As the fall Georgia vegetable shipments start declining in November, loading opportunities will be increasing in Florida. However, Florida volume will be light, compared to its most active time of the year, which is spring.
Ohio ships a substaintable amount of vegetables during the summer and fall and volume is increasing. The Buckeye state has several major farming operations scattered around different regions shipping dozens of different types of vegetables ranging from squash to bell peppers, lettuce, tomatoes, cucumbers and beans.
Although shipments have started on some items, Ohio cranks up in July.
For example, cabbage and snap bean shipments area just starting, while items such as potatoes and sweet corn will get going by mid July.
The single most active area in the state with a handful of large shippers providing the most shipments, is located in central Ohio around small communities such as Willard and Plymouth.
However, there’s at least one significant vegetable shipping operation just Southwest of Akron in the eastern part of the state — at Hartville. There’s also a couple of vegetable operations in Northwest Ohio, not that far south of Detroit, MI – in towns such as Napoleon and Alvordton, OH.
Despite a freeze on January 3-4, which caused some damage to early spring Florida produce, overall it has been a warmer-than-normal winter and most shipments should be one to two weeks earlier. Florida’s peak spring shipments will occur from late March, extending into May until hot weather begins reducing volume.
Florida spring loadings often involve multiple pick ups of items ranging from bell peppers to squash, cabbage, cucumbers and other veggies. Loads with multiple pick ups often mean multiple drops at the other end of the haul, so be sure and negotiate your freight rates with this in mind.

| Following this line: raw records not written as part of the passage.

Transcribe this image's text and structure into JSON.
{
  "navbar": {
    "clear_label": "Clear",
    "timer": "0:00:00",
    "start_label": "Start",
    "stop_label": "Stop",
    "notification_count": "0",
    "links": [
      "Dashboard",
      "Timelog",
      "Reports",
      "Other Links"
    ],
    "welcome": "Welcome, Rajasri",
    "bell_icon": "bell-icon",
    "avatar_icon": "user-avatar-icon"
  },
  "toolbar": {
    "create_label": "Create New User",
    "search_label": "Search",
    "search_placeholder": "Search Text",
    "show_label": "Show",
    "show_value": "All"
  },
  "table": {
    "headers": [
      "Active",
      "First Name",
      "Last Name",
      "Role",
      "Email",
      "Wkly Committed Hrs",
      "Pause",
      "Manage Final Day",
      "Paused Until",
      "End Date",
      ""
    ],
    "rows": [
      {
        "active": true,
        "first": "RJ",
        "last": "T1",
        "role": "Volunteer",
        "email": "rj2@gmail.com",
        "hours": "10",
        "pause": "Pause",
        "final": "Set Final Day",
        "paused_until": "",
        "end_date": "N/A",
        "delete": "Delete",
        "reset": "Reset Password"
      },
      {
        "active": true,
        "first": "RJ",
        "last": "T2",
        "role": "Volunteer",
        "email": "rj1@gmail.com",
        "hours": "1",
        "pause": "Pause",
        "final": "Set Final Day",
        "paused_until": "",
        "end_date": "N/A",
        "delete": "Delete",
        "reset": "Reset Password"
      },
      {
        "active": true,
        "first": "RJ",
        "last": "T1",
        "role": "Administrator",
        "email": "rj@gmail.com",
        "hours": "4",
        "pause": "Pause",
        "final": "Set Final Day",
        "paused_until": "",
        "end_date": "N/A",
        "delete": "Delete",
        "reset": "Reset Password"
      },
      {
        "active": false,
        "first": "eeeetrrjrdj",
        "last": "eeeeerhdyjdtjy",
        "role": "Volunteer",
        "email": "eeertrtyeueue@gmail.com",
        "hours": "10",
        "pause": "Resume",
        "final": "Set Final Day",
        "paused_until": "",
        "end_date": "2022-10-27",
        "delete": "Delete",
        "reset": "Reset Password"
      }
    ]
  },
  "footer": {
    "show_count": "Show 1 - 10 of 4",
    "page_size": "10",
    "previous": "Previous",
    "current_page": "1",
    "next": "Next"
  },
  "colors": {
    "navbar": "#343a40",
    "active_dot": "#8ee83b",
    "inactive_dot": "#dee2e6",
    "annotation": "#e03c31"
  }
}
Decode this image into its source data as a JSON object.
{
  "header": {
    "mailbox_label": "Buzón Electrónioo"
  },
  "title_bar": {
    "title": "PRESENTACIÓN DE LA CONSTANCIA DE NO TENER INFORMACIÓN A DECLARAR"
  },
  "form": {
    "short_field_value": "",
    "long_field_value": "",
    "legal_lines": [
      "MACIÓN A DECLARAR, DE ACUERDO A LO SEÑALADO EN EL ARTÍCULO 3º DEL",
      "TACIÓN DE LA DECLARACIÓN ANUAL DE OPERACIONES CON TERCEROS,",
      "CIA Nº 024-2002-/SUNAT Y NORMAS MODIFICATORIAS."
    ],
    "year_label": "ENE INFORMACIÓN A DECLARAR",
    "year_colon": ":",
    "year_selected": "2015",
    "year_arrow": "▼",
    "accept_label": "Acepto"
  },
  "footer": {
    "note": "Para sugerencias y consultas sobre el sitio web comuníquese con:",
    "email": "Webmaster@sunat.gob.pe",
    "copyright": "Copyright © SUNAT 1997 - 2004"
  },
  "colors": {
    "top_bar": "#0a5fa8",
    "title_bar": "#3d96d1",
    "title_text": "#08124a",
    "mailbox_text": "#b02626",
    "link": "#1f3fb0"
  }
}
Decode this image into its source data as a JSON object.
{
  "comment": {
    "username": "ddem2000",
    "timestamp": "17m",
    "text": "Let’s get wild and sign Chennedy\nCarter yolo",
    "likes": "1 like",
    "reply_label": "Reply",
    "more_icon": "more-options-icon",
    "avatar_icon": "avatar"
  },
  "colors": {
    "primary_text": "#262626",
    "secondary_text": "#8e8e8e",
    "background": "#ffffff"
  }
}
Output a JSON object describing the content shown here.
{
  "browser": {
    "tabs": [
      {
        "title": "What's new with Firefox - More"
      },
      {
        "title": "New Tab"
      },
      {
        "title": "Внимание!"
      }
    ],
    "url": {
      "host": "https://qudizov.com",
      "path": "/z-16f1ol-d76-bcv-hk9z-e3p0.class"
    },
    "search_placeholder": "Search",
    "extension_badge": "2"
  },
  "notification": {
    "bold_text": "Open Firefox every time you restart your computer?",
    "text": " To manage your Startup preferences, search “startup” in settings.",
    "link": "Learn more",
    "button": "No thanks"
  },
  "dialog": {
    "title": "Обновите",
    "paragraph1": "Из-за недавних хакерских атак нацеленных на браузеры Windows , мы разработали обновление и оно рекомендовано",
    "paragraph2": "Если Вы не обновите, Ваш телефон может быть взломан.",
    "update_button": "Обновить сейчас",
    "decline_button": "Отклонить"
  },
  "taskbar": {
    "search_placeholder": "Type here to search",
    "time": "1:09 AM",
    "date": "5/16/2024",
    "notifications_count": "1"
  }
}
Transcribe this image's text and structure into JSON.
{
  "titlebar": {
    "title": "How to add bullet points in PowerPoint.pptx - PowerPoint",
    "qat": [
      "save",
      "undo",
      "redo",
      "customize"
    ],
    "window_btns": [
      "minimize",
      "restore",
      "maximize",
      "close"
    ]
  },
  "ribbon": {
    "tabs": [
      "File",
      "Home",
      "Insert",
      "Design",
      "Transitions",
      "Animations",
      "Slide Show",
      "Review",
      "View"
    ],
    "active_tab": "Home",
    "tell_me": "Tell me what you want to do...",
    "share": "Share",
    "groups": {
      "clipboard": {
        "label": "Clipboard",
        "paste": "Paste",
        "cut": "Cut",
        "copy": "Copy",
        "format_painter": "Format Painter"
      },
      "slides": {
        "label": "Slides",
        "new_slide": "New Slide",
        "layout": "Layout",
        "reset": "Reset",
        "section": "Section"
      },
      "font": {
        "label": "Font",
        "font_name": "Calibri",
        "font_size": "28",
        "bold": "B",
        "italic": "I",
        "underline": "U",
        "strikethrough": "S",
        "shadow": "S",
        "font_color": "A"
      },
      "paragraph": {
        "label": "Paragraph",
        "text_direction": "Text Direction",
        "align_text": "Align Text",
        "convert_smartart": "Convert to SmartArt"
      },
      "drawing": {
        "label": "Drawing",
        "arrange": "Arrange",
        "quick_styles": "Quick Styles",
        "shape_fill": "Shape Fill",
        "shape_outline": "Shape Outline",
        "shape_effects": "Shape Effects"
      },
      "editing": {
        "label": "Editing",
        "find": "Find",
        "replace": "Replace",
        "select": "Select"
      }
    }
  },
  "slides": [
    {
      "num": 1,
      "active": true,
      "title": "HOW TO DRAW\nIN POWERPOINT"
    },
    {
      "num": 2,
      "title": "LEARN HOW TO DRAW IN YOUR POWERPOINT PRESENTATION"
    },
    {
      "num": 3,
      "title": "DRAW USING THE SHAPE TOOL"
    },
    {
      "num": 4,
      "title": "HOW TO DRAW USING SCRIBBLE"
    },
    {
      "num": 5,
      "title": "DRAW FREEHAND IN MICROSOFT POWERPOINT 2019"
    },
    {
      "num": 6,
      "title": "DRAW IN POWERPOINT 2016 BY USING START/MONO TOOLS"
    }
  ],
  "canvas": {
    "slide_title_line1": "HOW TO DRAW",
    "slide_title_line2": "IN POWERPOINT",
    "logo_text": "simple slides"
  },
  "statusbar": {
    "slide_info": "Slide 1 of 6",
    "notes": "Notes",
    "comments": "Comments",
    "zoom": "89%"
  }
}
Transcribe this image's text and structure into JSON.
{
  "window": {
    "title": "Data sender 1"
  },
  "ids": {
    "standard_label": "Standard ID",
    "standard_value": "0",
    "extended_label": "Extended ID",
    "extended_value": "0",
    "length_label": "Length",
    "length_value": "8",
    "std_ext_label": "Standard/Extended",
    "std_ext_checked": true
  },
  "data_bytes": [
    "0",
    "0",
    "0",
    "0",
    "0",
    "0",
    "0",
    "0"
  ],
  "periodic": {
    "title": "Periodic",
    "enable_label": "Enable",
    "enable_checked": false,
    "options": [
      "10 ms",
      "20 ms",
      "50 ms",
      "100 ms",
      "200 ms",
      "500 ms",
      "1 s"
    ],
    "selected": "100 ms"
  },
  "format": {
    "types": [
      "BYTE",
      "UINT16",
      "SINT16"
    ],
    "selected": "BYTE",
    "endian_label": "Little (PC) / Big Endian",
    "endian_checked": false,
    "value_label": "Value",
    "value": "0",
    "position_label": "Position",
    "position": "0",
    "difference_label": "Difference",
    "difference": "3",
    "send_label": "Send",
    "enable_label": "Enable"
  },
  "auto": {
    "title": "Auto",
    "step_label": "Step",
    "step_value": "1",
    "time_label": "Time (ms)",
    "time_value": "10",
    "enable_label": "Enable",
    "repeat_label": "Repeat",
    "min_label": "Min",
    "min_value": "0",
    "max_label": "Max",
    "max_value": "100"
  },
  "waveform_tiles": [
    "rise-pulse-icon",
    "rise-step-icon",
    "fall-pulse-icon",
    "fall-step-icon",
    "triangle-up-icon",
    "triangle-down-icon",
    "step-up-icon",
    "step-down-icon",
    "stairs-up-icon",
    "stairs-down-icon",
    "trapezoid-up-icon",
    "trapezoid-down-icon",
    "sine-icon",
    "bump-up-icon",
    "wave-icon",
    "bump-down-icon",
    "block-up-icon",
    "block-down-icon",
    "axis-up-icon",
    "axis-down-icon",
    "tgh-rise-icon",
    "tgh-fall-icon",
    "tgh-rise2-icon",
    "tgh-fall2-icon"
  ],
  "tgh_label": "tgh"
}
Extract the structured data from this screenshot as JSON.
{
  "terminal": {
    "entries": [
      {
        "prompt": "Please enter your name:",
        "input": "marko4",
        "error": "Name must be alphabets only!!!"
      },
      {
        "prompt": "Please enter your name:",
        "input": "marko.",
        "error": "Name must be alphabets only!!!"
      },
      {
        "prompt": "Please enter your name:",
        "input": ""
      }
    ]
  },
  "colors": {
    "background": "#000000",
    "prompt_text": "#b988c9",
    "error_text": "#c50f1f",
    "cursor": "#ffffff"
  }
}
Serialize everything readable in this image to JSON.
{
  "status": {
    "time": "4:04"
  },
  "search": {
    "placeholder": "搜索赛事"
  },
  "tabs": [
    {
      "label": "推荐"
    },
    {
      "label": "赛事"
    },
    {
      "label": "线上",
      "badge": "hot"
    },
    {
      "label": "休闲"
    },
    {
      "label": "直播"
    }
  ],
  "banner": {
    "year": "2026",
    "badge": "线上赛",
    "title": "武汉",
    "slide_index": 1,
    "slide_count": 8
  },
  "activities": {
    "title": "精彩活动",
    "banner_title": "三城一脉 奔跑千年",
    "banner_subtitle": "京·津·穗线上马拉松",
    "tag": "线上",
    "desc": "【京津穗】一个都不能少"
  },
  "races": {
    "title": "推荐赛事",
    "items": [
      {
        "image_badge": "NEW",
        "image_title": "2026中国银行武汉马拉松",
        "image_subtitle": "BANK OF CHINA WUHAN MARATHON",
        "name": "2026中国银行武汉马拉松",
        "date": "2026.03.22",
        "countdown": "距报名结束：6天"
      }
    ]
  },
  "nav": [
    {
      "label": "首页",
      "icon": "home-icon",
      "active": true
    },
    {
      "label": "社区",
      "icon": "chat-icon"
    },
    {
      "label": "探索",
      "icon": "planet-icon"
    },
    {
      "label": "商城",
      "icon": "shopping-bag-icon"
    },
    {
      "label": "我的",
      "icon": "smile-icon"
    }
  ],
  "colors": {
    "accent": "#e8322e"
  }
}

Tomatoes are a big volume item from Florida and expect loads to be available a week earlier than usual from the Immokalee and Palmetto-Ruskin areas — starting in early April.
As for citrus, shipments are expected to wind down up to three weeks earlier on items such as tangerines (late March) and grapefruit (in April). Tangerine loadings normally end in late April.
Florida ships a significant amount of spring red potatoes from the southern part of the state such as from Lake Wales. Heaviest red potato loadings take place during March and April.
Florida watermelon shipments will get underway in early April.
South Florida red potatoes grossing about $2600 to Philadelphia.